So when Trump changed his mind and decided he didn’t want a bipartisan compromise on immigration after all, Goodlatte was more than willing to help scuttle the plan– while failing to raise any objection to Trump’s vulgar dismissal of immigrants from certain countries.

And now Goodlatte won’t even speak about what happened at the meeting. This is a complicit and dishonorable man who cannot leave Congress soon enough.

Will Goodlatte stand up for that which is right and true?

A tweet from Congressman Goodlatte on Martin Luther King Jr. Day:

In view of Goodlatte’s craven silence about President Trump’s appalling and racist remarks about immigrants at a White House meeting Thursday which he attended, I would like to remind the congressman of another quote from Dr. King:

“A man dies when he refuses to stand up for that which is right. A man dies when he refuses to stand up for justice. A man dies when he refuses to take a stand for that which is true.”

What say you, Congressman?

The Washington Post reports that Congressman Goodlatte was at the meeting Thursday at the White House where President Trump reportedly complained about immigration from “shithole countries” like Haiti and the African countries.

The scene played out hurriedly in the morning. [Senator Lindsey] Graham and [Senator Dick] Durbin thought they would be meeting with Trump alone and were surprised to find immigration hard-liners such as Rep. Bob Goodlatte (R-Va.) and Sen. Tom Cotton (R-Ark.) at the meeting. White House and Capitol Hill aides say Stephen Miller, the president’s top immigration official, was concerned there could be a deal proposed that was too liberal and made sure conservative lawmakers were present.

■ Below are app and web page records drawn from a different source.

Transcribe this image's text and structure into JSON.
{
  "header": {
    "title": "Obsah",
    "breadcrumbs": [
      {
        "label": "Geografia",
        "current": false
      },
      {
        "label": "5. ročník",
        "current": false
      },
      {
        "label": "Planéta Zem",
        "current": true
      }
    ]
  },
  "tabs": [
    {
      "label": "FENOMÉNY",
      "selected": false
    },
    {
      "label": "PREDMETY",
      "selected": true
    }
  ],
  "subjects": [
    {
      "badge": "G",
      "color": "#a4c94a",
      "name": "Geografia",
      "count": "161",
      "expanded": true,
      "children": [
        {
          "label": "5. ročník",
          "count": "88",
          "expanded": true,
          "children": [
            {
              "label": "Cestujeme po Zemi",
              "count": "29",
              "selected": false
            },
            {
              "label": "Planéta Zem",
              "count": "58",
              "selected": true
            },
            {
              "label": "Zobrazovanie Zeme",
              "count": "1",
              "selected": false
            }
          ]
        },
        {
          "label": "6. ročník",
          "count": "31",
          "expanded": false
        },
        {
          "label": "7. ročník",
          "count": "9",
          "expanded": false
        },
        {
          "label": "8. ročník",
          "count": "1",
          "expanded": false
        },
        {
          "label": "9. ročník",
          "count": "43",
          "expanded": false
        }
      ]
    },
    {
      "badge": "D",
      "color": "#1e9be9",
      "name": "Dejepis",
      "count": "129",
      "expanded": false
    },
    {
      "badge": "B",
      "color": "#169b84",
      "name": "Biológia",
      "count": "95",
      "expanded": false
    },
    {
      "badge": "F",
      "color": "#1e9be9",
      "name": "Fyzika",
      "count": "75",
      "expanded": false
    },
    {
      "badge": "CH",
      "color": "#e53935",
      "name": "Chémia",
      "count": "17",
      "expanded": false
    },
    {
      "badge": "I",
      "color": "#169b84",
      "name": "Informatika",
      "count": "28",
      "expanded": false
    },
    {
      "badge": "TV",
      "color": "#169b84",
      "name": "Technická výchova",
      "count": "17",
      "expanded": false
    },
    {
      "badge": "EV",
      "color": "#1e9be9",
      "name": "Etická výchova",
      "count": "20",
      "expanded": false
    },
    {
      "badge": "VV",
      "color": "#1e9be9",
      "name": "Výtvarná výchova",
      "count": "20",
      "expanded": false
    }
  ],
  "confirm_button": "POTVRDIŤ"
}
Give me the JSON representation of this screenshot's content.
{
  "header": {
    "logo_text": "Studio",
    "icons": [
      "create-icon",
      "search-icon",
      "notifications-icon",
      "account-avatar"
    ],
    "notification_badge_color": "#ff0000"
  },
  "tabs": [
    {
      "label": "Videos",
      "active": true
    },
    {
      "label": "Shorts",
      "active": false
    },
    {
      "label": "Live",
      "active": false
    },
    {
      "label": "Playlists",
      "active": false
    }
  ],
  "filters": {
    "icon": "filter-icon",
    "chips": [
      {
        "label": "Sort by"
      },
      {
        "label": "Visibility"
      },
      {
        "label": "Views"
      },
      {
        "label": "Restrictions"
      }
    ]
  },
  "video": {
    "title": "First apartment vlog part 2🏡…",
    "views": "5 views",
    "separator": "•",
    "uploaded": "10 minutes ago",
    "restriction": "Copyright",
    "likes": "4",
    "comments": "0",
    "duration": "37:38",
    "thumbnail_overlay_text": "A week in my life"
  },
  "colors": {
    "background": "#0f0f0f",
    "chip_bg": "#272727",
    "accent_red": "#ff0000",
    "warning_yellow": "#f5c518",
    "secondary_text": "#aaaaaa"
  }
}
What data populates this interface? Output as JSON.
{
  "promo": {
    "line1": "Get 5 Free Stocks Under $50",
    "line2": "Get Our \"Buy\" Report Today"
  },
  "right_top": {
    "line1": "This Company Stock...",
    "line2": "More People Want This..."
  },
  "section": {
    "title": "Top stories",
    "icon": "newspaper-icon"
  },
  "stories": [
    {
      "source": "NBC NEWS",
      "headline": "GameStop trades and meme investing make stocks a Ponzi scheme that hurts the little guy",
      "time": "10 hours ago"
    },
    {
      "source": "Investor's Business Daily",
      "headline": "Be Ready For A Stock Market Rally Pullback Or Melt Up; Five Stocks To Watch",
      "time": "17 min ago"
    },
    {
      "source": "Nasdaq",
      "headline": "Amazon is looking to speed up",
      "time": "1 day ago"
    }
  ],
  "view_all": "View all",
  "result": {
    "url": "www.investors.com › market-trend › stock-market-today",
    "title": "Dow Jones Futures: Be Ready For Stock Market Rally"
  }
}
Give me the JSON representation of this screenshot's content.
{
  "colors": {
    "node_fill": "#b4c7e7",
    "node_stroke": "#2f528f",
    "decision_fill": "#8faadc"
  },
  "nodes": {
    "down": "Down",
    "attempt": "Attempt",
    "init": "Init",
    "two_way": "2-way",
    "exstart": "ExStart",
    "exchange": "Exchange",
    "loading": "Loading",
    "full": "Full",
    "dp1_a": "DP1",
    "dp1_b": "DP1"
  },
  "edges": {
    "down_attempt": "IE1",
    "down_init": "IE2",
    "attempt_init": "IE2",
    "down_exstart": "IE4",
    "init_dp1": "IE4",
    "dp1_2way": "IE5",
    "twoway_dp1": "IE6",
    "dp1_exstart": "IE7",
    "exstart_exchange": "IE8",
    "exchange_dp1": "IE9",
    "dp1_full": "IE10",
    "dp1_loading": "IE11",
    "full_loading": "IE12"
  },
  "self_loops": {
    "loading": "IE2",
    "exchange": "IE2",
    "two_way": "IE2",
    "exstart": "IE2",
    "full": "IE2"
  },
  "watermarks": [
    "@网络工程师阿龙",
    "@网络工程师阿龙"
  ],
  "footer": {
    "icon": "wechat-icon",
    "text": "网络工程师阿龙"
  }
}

For what it’s worth, Trump has denied using the term “shithole.” But Senator Durbin affirmed the president did just that.

So what has Goodlatte had to say about this? Nothing so far, on his website, his Twitter feed or his Facebook page. Will he back up Trump’s denial or will he tell the truth? (Most likely he’ll do neither explicitly.) And will he finally work up the nerve to utter a critical word about the president?

Goodlatte’s contact information is here.

Stay tuned.

Retiring Goodlatte complains about the internet

Congressman Goodlatte is among a large and increasing number of federal legislators (mostly Republicans) who have announced that they won’t seek reelection this year. They are featured in an article at Politico.

While the retiring members expressed a number of different complaints about the way Congress functions (or malfunctions), Goodlatte was quoted as saying:

“One of the problems with the internet is it creates a sense on the part of some people that it’s all just a referendum.”

It’s not exactly clear what Goodlatte means, but it’s possible he is expressing frustration with the amount of online criticism he he has been receiving from Sixth District constituents since the 2016 election and his loyal support for President Trump’s agenda. While we have no idea of the ratio of support to opposition he receives via email (he never told us how many messages of opposition he got for his efforts to repeal the Affordable Care Act compared to messages of support),  his Facebook page and Twitter account are filled with overwhelmingly hostile comments on his positions on health care, taxes, net neutrality and other issues.

If Goodlatte is so unhappy with internet “referendums,” you might think he would long for face-to-face contact with his constituents so he can hear and respond to their concerns directly. But of course, he wants no such thing. He hasn’t held an in-person town hall since 2013 and has shown no signs of wanting to do so again before he leaves Congress.